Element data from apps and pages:
┌────────

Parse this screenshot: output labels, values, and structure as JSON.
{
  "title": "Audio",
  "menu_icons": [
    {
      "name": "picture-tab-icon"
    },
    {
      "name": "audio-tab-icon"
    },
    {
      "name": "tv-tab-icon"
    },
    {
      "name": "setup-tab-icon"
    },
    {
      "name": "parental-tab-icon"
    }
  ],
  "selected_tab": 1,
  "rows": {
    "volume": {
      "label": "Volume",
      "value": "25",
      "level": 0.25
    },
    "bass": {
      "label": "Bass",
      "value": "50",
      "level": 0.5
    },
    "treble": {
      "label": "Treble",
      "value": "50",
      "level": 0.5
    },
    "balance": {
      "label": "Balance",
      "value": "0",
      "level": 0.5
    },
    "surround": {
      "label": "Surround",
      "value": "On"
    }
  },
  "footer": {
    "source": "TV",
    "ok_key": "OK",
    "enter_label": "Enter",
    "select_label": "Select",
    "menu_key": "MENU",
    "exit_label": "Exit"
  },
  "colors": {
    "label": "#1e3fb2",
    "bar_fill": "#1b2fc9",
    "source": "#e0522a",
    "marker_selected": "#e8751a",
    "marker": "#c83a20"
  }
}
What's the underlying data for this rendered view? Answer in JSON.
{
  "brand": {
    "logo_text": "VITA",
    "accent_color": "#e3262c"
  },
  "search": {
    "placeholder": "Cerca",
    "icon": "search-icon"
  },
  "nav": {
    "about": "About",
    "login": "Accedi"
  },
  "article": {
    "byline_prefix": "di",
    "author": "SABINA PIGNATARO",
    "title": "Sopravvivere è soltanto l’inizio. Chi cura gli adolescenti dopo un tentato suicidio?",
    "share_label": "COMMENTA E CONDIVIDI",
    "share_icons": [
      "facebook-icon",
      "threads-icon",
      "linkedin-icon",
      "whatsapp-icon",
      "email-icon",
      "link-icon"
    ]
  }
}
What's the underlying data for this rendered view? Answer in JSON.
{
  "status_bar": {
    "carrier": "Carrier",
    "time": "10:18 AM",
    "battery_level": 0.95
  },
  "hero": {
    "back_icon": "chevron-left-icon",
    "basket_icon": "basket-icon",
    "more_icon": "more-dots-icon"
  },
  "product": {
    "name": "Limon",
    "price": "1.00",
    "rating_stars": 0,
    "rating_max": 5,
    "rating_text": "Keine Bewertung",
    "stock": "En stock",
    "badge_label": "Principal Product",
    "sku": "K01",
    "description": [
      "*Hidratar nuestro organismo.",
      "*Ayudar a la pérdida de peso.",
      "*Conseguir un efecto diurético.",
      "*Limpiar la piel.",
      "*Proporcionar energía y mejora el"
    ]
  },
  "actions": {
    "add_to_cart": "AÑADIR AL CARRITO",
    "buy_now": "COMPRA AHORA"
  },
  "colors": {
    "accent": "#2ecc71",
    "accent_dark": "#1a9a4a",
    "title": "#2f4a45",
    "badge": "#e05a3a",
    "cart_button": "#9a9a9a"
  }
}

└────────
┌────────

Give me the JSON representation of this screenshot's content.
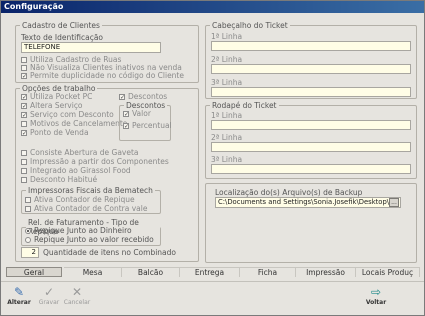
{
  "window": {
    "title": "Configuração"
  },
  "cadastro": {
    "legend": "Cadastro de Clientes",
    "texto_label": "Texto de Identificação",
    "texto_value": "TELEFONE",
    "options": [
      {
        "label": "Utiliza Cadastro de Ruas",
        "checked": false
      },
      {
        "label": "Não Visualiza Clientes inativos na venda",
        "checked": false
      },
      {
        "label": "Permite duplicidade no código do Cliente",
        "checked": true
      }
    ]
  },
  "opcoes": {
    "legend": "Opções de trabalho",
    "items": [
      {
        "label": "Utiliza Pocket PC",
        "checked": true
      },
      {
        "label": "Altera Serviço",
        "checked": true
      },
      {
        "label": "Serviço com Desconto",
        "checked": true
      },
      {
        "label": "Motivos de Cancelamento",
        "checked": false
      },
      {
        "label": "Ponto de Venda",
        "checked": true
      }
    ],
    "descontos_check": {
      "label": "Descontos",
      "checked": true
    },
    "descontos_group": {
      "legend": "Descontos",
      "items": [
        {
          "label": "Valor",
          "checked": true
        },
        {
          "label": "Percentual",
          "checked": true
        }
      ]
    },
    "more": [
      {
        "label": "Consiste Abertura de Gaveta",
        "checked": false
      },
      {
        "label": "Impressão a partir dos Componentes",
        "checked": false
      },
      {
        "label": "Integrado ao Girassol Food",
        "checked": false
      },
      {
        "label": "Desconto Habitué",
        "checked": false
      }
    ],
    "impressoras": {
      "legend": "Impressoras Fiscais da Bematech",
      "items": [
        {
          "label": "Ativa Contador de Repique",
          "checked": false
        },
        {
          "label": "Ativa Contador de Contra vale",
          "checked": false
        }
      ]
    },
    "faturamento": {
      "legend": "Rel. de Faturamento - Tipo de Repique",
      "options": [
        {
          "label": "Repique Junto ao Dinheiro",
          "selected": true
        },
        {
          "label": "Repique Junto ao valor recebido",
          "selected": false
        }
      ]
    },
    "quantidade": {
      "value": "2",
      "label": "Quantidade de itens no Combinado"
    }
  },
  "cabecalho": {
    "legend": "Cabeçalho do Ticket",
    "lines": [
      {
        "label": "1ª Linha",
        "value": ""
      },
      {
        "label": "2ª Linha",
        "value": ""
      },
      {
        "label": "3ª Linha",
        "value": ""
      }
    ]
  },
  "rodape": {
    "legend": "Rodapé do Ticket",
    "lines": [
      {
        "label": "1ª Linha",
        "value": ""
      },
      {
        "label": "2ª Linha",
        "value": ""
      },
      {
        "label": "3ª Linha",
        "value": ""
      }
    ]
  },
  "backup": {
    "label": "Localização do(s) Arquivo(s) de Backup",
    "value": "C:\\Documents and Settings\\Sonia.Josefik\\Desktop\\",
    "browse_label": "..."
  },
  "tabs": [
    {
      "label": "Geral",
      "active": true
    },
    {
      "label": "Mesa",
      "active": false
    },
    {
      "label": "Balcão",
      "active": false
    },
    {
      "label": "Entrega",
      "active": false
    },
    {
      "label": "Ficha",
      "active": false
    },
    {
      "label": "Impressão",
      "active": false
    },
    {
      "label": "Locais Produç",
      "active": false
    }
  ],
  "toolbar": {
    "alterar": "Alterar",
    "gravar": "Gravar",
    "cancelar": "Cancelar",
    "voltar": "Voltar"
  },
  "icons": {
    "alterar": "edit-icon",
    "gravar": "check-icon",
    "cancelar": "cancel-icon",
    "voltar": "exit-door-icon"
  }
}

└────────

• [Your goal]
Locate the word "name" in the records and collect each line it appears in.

• [Exercise output]
      "name": "picture-tab-icon"
      "name": "audio-tab-icon"
      "name": "tv-tab-icon"
      "name": "setup-tab-icon"
      "name": "parental-tab-icon"
    "name": "Limon",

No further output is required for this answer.